=== Given data ===

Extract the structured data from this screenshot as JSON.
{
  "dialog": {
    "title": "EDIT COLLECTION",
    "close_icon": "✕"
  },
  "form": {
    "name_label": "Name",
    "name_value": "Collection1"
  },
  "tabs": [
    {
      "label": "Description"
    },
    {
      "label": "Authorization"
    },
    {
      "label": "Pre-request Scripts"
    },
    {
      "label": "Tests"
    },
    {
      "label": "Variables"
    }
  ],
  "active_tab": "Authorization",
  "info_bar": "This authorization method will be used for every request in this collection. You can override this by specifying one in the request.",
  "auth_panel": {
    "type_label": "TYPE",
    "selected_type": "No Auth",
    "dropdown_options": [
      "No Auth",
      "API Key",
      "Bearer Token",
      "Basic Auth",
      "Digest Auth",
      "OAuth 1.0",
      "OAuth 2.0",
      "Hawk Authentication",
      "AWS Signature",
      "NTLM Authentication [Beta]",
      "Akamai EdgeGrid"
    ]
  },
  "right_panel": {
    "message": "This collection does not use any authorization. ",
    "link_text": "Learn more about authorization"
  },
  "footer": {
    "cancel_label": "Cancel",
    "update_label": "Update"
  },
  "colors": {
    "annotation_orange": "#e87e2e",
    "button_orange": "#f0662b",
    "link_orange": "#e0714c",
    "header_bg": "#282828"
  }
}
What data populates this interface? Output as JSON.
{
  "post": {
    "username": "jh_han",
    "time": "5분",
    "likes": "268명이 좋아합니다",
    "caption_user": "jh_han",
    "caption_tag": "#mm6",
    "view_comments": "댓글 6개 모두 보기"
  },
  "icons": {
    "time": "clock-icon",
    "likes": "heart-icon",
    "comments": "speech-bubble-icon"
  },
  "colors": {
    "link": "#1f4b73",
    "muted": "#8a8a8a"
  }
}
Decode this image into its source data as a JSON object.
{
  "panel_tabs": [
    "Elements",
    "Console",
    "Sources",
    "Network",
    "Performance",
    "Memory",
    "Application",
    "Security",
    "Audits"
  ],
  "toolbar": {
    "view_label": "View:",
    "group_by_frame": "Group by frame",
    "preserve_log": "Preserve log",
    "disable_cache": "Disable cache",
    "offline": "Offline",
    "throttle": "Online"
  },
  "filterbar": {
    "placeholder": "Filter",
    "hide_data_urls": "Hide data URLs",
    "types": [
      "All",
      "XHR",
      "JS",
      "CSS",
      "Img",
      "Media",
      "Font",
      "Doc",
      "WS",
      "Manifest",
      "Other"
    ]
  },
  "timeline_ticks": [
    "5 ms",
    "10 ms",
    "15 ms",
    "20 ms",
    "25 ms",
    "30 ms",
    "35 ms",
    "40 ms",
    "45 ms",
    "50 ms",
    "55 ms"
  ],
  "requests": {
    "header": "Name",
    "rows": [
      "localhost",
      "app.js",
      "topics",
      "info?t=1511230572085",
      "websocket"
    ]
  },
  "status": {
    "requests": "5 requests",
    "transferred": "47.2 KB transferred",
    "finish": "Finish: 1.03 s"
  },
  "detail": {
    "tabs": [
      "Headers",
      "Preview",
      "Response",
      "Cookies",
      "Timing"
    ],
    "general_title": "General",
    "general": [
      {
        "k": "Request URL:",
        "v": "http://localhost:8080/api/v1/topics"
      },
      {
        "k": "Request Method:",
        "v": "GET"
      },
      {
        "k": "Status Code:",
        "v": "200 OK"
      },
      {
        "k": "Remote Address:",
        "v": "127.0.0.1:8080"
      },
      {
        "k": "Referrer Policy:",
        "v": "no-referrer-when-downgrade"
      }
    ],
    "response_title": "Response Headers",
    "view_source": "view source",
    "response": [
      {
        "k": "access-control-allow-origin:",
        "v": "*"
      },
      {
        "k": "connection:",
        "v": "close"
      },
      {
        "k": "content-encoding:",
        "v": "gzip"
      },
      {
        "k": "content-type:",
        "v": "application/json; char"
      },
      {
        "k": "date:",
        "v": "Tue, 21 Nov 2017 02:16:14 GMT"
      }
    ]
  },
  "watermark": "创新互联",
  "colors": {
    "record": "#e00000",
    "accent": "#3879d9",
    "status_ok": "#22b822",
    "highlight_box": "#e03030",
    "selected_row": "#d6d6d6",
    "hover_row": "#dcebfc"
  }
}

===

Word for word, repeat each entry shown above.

Extract the structured data from this screenshot as JSON.
{
  "dialog": {
    "title": "EDIT COLLECTION",
    "close_icon": "✕"
  },
  "form": {
    "name_label": "Name",
    "name_value": "Collection1"
  },
  "tabs": [
    {
      "label": "Description"
    },
    {
      "label": "Authorization"
    },
    {
      "label": "Pre-request Scripts"
    },
    {
      "label": "Tests"
    },
    {
      "label": "Variables"
    }
  ],
  "active_tab": "Authorization",
  "info_bar": "This authorization method will be used for every request in this collection. You can override this by specifying one in the request.",
  "auth_panel": {
    "type_label": "TYPE",
    "selected_type": "No Auth",
    "dropdown_options": [
      "No Auth",
      "API Key",
      "Bearer Token",
      "Basic Auth",
      "Digest Auth",
      "OAuth 1.0",
      "OAuth 2.0",
      "Hawk Authentication",
      "AWS Signature",
      "NTLM Authentication [Beta]",
      "Akamai EdgeGrid"
    ]
  },
  "right_panel": {
    "message": "This collection does not use any authorization. ",
    "link_text": "Learn more about authorization"
  },
  "footer": {
    "cancel_label": "Cancel",
    "update_label": "Update"
  },
  "colors": {
    "annotation_orange": "#e87e2e",
    "button_orange": "#f0662b",
    "link_orange": "#e0714c",
    "header_bg": "#282828"
  }
}
What data populates this interface? Output as JSON.
{
  "post": {
    "username": "jh_han",
    "time": "5분",
    "likes": "268명이 좋아합니다",
    "caption_user": "jh_han",
    "caption_tag": "#mm6",
    "view_comments": "댓글 6개 모두 보기"
  },
  "icons": {
    "time": "clock-icon",
    "likes": "heart-icon",
    "comments": "speech-bubble-icon"
  },
  "colors": {
    "link": "#1f4b73",
    "muted": "#8a8a8a"
  }
}
Decode this image into its source data as a JSON object.
{
  "panel_tabs": [
    "Elements",
    "Console",
    "Sources",
    "Network",
    "Performance",
    "Memory",
    "Application",
    "Security",
    "Audits"
  ],
  "toolbar": {
    "view_label": "View:",
    "group_by_frame": "Group by frame",
    "preserve_log": "Preserve log",
    "disable_cache": "Disable cache",
    "offline": "Offline",
    "throttle": "Online"
  },
  "filterbar": {
    "placeholder": "Filter",
    "hide_data_urls": "Hide data URLs",
    "types": [
      "All",
      "XHR",
      "JS",
      "CSS",
      "Img",
      "Media",
      "Font",
      "Doc",
      "WS",
      "Manifest",
      "Other"
    ]
  },
  "timeline_ticks": [
    "5 ms",
    "10 ms",
    "15 ms",
    "20 ms",
    "25 ms",
    "30 ms",
    "35 ms",
    "40 ms",
    "45 ms",
    "50 ms",
    "55 ms"
  ],
  "requests": {
    "header": "Name",
    "rows": [
      "localhost",
      "app.js",
      "topics",
      "info?t=1511230572085",
      "websocket"
    ]
  },
  "status": {
    "requests": "5 requests",
    "transferred": "47.2 KB transferred",
    "finish": "Finish: 1.03 s"
  },
  "detail": {
    "tabs": [
      "Headers",
      "Preview",
      "Response",
      "Cookies",
      "Timing"
    ],
    "general_title": "General",
    "general": [
      {
        "k": "Request URL:",
        "v": "http://localhost:8080/api/v1/topics"
      },
      {
        "k": "Request Method:",
        "v": "GET"
      },
      {
        "k": "Status Code:",
        "v": "200 OK"
      },
      {
        "k": "Remote Address:",
        "v": "127.0.0.1:8080"
      },
      {
        "k": "Referrer Policy:",
        "v": "no-referrer-when-downgrade"
      }
    ],
    "response_title": "Response Headers",
    "view_source": "view source",
    "response": [
      {
        "k": "access-control-allow-origin:",
        "v": "*"
      },
      {
        "k": "connection:",
        "v": "close"
      },
      {
        "k": "content-encoding:",
        "v": "gzip"
      },
      {
        "k": "content-type:",
        "v": "application/json; char"
      },
      {
        "k": "date:",
        "v": "Tue, 21 Nov 2017 02:16:14 GMT"
      }
    ]
  },
  "watermark": "创新互联",
  "colors": {
    "record": "#e00000",
    "accent": "#3879d9",
    "status_ok": "#22b822",
    "highlight_box": "#e03030",
    "selected_row": "#d6d6d6",
    "hover_row": "#dcebfc"
  }
}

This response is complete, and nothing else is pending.